For Abram, Animism represents a way of being:
“ When the natural world is perceived not from the spectator-like position of a detached or disembodied intellect, but rather from an embodied position situated entirely within that world, one encounters no aspect of that world that is definitively inert or inanimate. “Animism” remains a useful term for this highly embodied, and embedded, mode of perception. In this sense, “animism” may be said to name a primordial mode of perception that admits of no clear distinction between that which is animate and that which is inanimate. Rather, every phenomenon that draws our attention is perceived, or felt, to be at least potentially animate. Each perceived thing has its own rhythm and style, its own interior animation. Everything moves — although, clearly, some things move much slower than other things, like the mountains, or the ground underfoot.
To such an embodied, and embedded, perspective, the enveloping world is encountered not as a conglomeration of determinate objects, but as a community of subjects — as a relational field of animate, active agencies in which we humans, too, are participant. “
From biologist to physicist, many scientists are demonstrating the animated nature of plants and animals . In the article Root apices as plant command centres: the unique ‘brain-like’ status of the root apex transition zone, František Baluška1, Stefano Mancuso2, Dieter Volkmann & Peter Barlow wrote:
“ synaptic communication is not limited to animals and humans but seems to be widespread throughout plant tissues. Root apices seated at the anterior pole of the plant body show many features which allow us to propose that they, especially their transition zones, act in some way as brainlike command centres. The opposite posterior pole harbours sexual organs and is specialized for plant reproduction. Last but not least, we propose that vascular tissues represent highways for plant nervous activity allowing rapid exchange of information between the growing points of above-ground organs and the brain-like zones in the root apices.” Plants co-construct a vast communication system which they share intelligently.
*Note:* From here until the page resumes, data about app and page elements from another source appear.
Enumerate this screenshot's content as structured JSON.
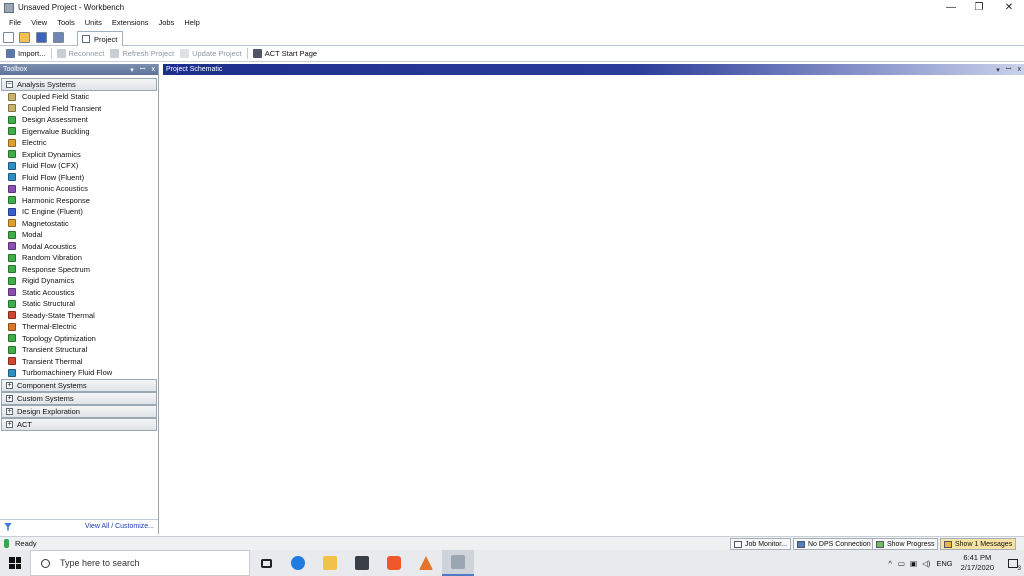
{
  "window": {
    "title": "Unsaved Project - Workbench",
    "min": "—",
    "restore": "❐",
    "close": "✕"
  },
  "menu": [
    "File",
    "View",
    "Tools",
    "Units",
    "Extensions",
    "Jobs",
    "Help"
  ],
  "tab": {
    "label": "Project"
  },
  "toolbar": {
    "import": "Import...",
    "reconnect": "Reconnect",
    "refresh": "Refresh Project",
    "update": "Update Project",
    "act_start": "ACT Start Page"
  },
  "toolbox": {
    "title": "Toolbox",
    "controls": [
      "▾",
      "ꟷ",
      "x"
    ],
    "analysis_group": "Analysis Systems",
    "items": [
      {
        "label": "Coupled Field Static",
        "color": "#c9b26a"
      },
      {
        "label": "Coupled Field Transient",
        "color": "#c9b26a"
      },
      {
        "label": "Design Assessment",
        "color": "#3fae49"
      },
      {
        "label": "Eigenvalue Buckling",
        "color": "#3fae49"
      },
      {
        "label": "Electric",
        "color": "#e0a030"
      },
      {
        "label": "Explicit Dynamics",
        "color": "#3fae49"
      },
      {
        "label": "Fluid Flow (CFX)",
        "color": "#2e8fc4"
      },
      {
        "label": "Fluid Flow (Fluent)",
        "color": "#2e8fc4"
      },
      {
        "label": "Harmonic Acoustics",
        "color": "#8a4fb0"
      },
      {
        "label": "Harmonic Response",
        "color": "#3fae49"
      },
      {
        "label": "IC Engine (Fluent)",
        "color": "#3a5fcf"
      },
      {
        "label": "Magnetostatic",
        "color": "#e0a030"
      },
      {
        "label": "Modal",
        "color": "#3fae49"
      },
      {
        "label": "Modal Acoustics",
        "color": "#8a4fb0"
      },
      {
        "label": "Random Vibration",
        "color": "#3fae49"
      },
      {
        "label": "Response Spectrum",
        "color": "#3fae49"
      },
      {
        "label": "Rigid Dynamics",
        "color": "#3fae49"
      },
      {
        "label": "Static Acoustics",
        "color": "#8a4fb0"
      },
      {
        "label": "Static Structural",
        "color": "#3fae49"
      },
      {
        "label": "Steady-State Thermal",
        "color": "#d2452f"
      },
      {
        "label": "Thermal-Electric",
        "color": "#d9762c"
      },
      {
        "label": "Topology Optimization",
        "color": "#3fae49"
      },
      {
        "label": "Transient Structural",
        "color": "#3fae49"
      },
      {
        "label": "Transient Thermal",
        "color": "#d2452f"
      },
      {
        "label": "Turbomachinery Fluid Flow",
        "color": "#2e8fc4"
      }
    ],
    "groups": [
      "Component Systems",
      "Custom Systems",
      "Design Exploration",
      "ACT"
    ],
    "footer_link": "View All / Customize..."
  },
  "schematic": {
    "title": "Project Schematic",
    "controls": [
      "▾",
      "ꟷ",
      "x"
    ]
  },
  "status": {
    "ready": "Ready",
    "job_monitor": "Job Monitor...",
    "dps": "No DPS Connection",
    "progress": "Show Progress",
    "messages": "Show 1 Messages"
  },
  "taskbar": {
    "search_placeholder": "Type here to search",
    "lang": "ENG",
    "time": "6:41 PM",
    "date": "2/17/2020",
    "notification_count": "3"
  }
}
Bacteria have been observed and now understood to have social order and life. Entities that vote and act in accordance to the group’s best interest. In the study of animals, it has been demonstrated that most think, show high level of intelligence and observe us as much as us them.
No wonder that on 7 July 2012, prominent cognitive neuroscientists announced The Cambridge Declaration on Consciousness. According to the scientists, animals possess the cognitive ability to assess situations based on prior experience, and then act accordingly. They also state that both humans and animals are emotionally aroused through the same brain regions, and that artificial arousal of such brain regions provokes similar emotional states and behaviour in both animals and human beings.
The publicly proclaimed declaration concludes by saying: “The weight of evidence indicates that humans are not unique in possessing the neurological substrates that generate consciousness”(http://positivenews.org.uk/2012/environment/8831/animals-humans-scientists-declare/).
The last few centuries mark an era within which nature and the other has been primarily spoken of in abstract terms. A time when animals were said to be entirely “programmed in their genes,” and when the surrounding sensuous landscape is referred to merely as a stock of “resources” for human use. We have become blind, deaf and desensitized to ourselves, our needs and our world. If we are to become healthy we need to begin to understand our participatory sensory communication system. Can we regain the ability to be in contact with what surrounds us? Can we learn to understand the sensations as communication signals? Can we re-embody ourselves?